For quite some time companies have suffered the scourge of absenteeism. Many workers did not comply with their work schedules, arriving late or not coming at all. It created alarming losses, but now it has a new form. A new trend has begun to emerge that is even worse than the previous one: occupational presenteeism.
What is it? Workplace presenteeism is being at work, but spending a lot of time doing things that are not work-related. It’s a problem associated with work-life balance. Employees have to take their children to school and care for sick family members, and do so much more.
Lack of motivation, frustration and poor relationships with coworkers are very common reasons between both absenteeism and presenteeism. The big difference is that in occupational presenteeism, the worker keeps their work schedule, though they’re not always doing work.
What causes occupational presenteeism?
The economic crisis contributed to presenteeism. The fear of losing a job makes many unmotivated workers decide not to skip work, even if that means tedious days of frustration and boredom. Many of them extend lunch breaks or go out to smoke, use the Internet for non-work purposes, read or even play video games.
Not only does occupational presenteeism affect a company’s productivity, but also the worker’s health. Lack of motivation and goals can cause disenchantment with employment, which in turn can be the root cause of depression. The same thing happens with workers who go to work while sick. Exposing your colleagues to illness is, apart from being pointless, dangerous.
“Many hands and hearts and minds generally contribute to anyone’s notable achievements”
Unfortunately, some companies force their employees to work unpaid overtime in exchange for not firing them. This behavior is shameful and quite questionable, legally speaking. But the worker accepts it for fear of retaliation. We are then faced with situations in which an unethical benefit prevails over trying to find alternatives that optimize a worker’s time and performance.
Is there a solution to occupational presenteeism?
Employee presenteeism, or at least a good part of it, has a solution. However, it is difficult to apply sanctions or a strict schedule policy. On the contrary, that will just create more stress, anxiety and disillusionment among employees. They will just continue to blow off work in different ways. In addition, companies that do this run the risk of punishing people who are indeed motivated.
However, concrete measures that focus on worker feedback can have a much more positive effects. We’re talking about social recognition, group recognition and individual recognition. If the employee feels that others appreciate their work, they’ll get motivated again. It’s good for a company to notice good performance and not just bad.
Depending on a worker’s position and responsibility, programs that encourage free expression and creativity can also help. In these cases, we seek a change in attitude, not just compliance with rules out of fear. The more pleasant the workplace, the better the results will be.

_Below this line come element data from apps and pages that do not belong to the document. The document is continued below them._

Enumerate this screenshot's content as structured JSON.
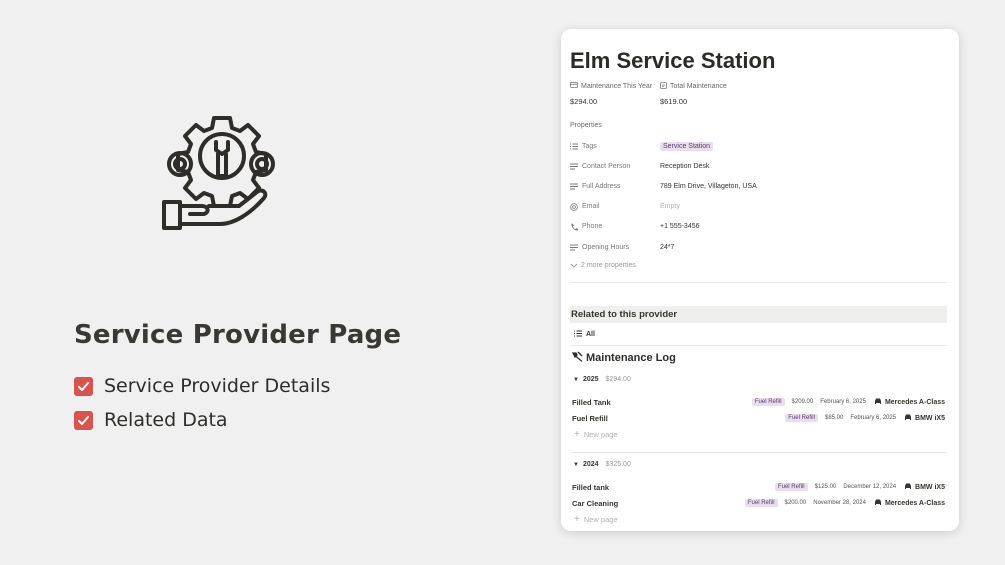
{
  "promo": {
    "title": "Service Provider Page",
    "checklist": [
      "Service Provider Details",
      "Related Data"
    ],
    "check_color": "#d9534f"
  },
  "page": {
    "title": "Elm Service Station",
    "rollups": [
      {
        "label": "Maintenance This Year",
        "value": "$294.00",
        "icon": "wallet-icon"
      },
      {
        "label": "Total Maintenance",
        "value": "$619.00",
        "icon": "receipt-icon"
      }
    ],
    "properties_heading": "Properties",
    "properties": [
      {
        "name": "Tags",
        "value": "Service Station",
        "icon": "list-icon",
        "is_tag": true
      },
      {
        "name": "Contact Person",
        "value": "Reception Desk",
        "icon": "text-icon"
      },
      {
        "name": "Full Address",
        "value": "789 Elm Drive, Villageton, USA",
        "icon": "text-icon"
      },
      {
        "name": "Email",
        "value": "Empty",
        "icon": "at-icon",
        "empty": true
      },
      {
        "name": "Phone",
        "value": "+1 555-3456",
        "icon": "phone-icon"
      },
      {
        "name": "Opening Hours",
        "value": "24*7",
        "icon": "text-icon"
      }
    ],
    "more_properties": "2 more properties",
    "tag_color": "#e8deee"
  },
  "related": {
    "heading": "Related to this provider",
    "view_label": "All",
    "db_title": "Maintenance Log",
    "groups": [
      {
        "year": "2025",
        "sum": "$294.00",
        "entries": [
          {
            "name": "Filled Tank",
            "tag": "Fuel Refill",
            "amount": "$209.00",
            "date": "February 6, 2025",
            "car": "Mercedes A-Class"
          },
          {
            "name": "Fuel Refill",
            "tag": "Fuel Refill",
            "amount": "$85.00",
            "date": "February 6, 2025",
            "car": "BMW iX5"
          }
        ],
        "new_page": "New page"
      },
      {
        "year": "2024",
        "sum": "$325.00",
        "entries": [
          {
            "name": "Filled tank",
            "tag": "Fuel Refill",
            "amount": "$125.00",
            "date": "December 12, 2024",
            "car": "BMW iX5"
          },
          {
            "name": "Car Cleaning",
            "tag": "Fuel Refill",
            "amount": "$200.00",
            "date": "November 28, 2024",
            "car": "Mercedes A-Class"
          }
        ],
        "new_page": "New page"
      }
    ]
  }
}
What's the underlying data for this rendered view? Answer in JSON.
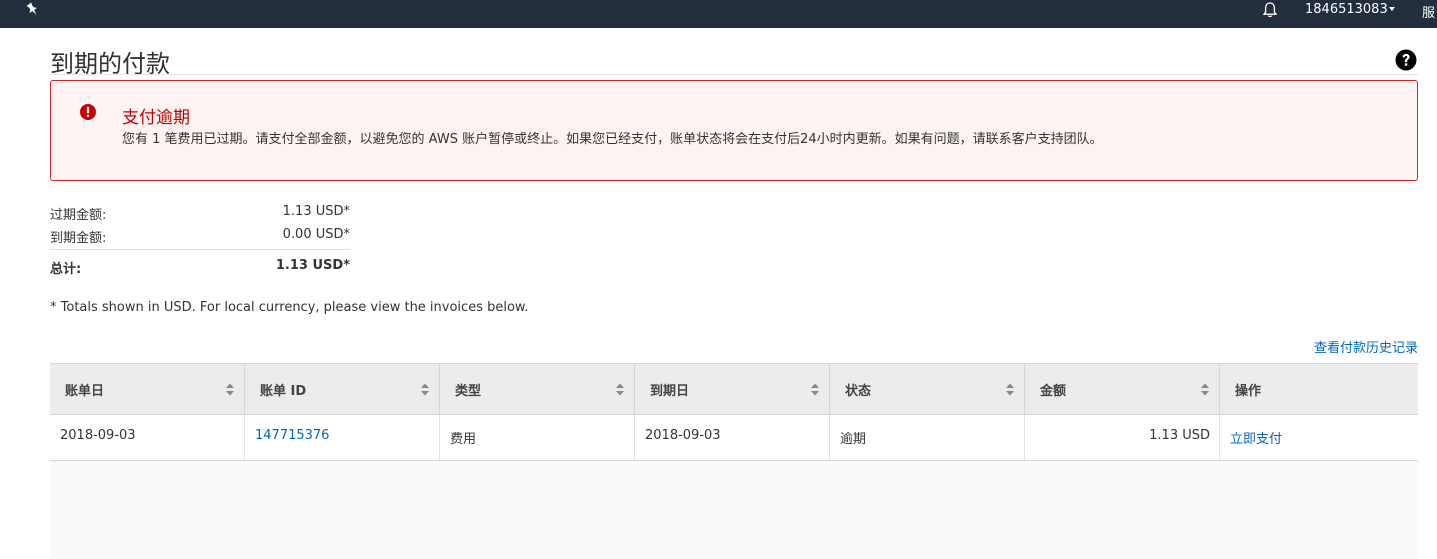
{
  "topbar": {
    "pin_icon": "pin-icon",
    "bell_icon": "bell-icon",
    "account_id": "1846513083",
    "services_label": "服"
  },
  "page": {
    "title": "到期的付款",
    "help_icon": "question-circle-icon"
  },
  "alert": {
    "icon": "exclamation-circle-icon",
    "title": "支付逾期",
    "message": "您有 1 笔费用已过期。请支付全部金额，以避免您的 AWS 账户暂停或终止。如果您已经支付，账单状态将会在支付后24小时内更新。如果有问题，请联系客户支持团队。",
    "color": "#c40000"
  },
  "summary": {
    "overdue_label": "过期金额:",
    "overdue_value": "1.13 USD*",
    "due_label": "到期金额:",
    "due_value": "0.00 USD*",
    "total_label": "总计:",
    "total_value": "1.13 USD*"
  },
  "footnote": "* Totals shown in USD. For local currency, please view the invoices below.",
  "history_link": "查看付款历史记录",
  "table": {
    "columns": [
      "账单日",
      "账单 ID",
      "类型",
      "到期日",
      "状态",
      "金额",
      "操作"
    ],
    "rows": [
      {
        "bill_date": "2018-09-03",
        "bill_id": "147715376",
        "type": "费用",
        "due_date": "2018-09-03",
        "status": "逾期",
        "amount": "1.13 USD",
        "action": "立即支付"
      }
    ]
  },
  "colors": {
    "nav_bg": "#232f3e",
    "link": "#0066c0",
    "alert_border": "#c62828"
  }
}
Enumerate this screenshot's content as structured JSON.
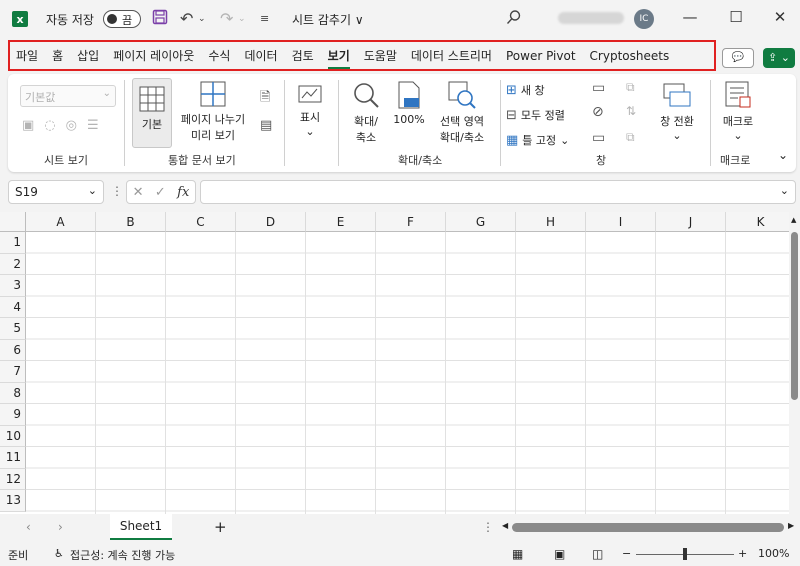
{
  "titlebar": {
    "autosave_label": "자동 저장",
    "autosave_state": "끔",
    "doc_title": "시트 감추기 ∨",
    "user_initials": "IC"
  },
  "tabs": [
    "파일",
    "홈",
    "삽입",
    "페이지 레이아웃",
    "수식",
    "데이터",
    "검토",
    "보기",
    "도움말",
    "데이터 스트리머",
    "Power Pivot",
    "Cryptosheets"
  ],
  "active_tab": "보기",
  "ribbon": {
    "sheet_view": {
      "dropdown_placeholder": "기본값",
      "group_label": "시트 보기"
    },
    "workbook_views": {
      "normal": "기본",
      "page_break_1": "페이지 나누기",
      "page_break_2": "미리 보기",
      "group_label": "통합 문서 보기"
    },
    "show": {
      "label": "표시"
    },
    "zoom": {
      "zoom_1": "확대/",
      "zoom_2": "축소",
      "hundred": "100%",
      "selection_1": "선택 영역",
      "selection_2": "확대/축소",
      "group_label": "확대/축소"
    },
    "window": {
      "new_window": "새 창",
      "arrange_all": "모두 정렬",
      "freeze": "틀 고정",
      "switch": "창 전환",
      "group_label": "창"
    },
    "macros": {
      "label": "매크로",
      "group_label": "매크로"
    }
  },
  "formula_bar": {
    "name_box": "S19",
    "fx": "fx"
  },
  "grid": {
    "columns": [
      "A",
      "B",
      "C",
      "D",
      "E",
      "F",
      "G",
      "H",
      "I",
      "J",
      "K"
    ],
    "rows": [
      "1",
      "2",
      "3",
      "4",
      "5",
      "6",
      "7",
      "8",
      "9",
      "10",
      "11",
      "12",
      "13"
    ]
  },
  "sheets": {
    "active": "Sheet1",
    "add": "+"
  },
  "status": {
    "ready": "준비",
    "accessibility": "접근성: 계속 진행 가능",
    "zoom": "100%"
  },
  "colors": {
    "accent": "#107c41",
    "highlight_border": "#e02020"
  }
}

Making schedules more flexible is also a good way for employees to reconcile their work life with their family life, which indirectly influences their motivation. A position that allows work-life balance, as many positions do today, is undoubtedly an advantage. Employees will be thankful for it, especially if the company did not offer flexibility before.
If the worker feels content with their job (if even just minimally), then positive changes will increase. It is much more reasonable to focus on helping them ease their situation than applying extreme policies. Occupational health and safety is also a citizen’s right according to the World Health Organization. Dangerous work can cause irreversible damage in the mental and physical health of a person.